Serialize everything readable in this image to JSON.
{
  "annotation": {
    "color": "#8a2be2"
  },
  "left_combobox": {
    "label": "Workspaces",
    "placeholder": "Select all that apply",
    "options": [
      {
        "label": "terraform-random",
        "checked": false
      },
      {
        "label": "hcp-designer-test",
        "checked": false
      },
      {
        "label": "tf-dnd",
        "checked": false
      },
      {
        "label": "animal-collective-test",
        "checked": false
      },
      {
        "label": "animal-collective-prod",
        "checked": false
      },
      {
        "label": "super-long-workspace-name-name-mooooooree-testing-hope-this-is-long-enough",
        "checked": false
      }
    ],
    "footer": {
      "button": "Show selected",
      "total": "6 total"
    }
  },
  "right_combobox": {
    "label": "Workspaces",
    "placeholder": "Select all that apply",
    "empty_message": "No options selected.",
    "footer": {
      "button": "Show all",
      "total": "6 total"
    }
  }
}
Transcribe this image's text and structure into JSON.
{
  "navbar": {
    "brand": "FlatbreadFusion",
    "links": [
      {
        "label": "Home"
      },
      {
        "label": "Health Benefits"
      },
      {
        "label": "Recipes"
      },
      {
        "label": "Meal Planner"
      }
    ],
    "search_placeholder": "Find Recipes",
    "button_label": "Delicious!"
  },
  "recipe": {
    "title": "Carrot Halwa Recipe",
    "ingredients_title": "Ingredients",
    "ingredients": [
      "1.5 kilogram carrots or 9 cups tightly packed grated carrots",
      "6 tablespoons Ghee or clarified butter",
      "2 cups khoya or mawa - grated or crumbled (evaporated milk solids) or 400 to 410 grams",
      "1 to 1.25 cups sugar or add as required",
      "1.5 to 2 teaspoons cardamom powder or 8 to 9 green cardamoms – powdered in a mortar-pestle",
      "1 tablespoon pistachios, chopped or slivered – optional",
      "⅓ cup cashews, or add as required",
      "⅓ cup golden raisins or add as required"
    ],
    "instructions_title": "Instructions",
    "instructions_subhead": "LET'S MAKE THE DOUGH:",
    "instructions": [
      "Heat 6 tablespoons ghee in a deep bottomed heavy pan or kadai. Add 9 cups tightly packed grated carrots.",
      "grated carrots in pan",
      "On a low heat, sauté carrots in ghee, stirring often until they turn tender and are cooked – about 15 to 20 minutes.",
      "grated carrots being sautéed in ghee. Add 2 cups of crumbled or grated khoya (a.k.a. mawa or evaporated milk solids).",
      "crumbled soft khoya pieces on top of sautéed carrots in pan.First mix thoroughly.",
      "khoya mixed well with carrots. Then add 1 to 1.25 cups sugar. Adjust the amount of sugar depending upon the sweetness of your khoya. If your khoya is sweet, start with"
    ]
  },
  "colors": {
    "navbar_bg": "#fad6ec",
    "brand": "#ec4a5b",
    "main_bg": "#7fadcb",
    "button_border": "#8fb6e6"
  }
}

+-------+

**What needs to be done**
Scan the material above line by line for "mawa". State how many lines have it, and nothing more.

**Exercise result**
2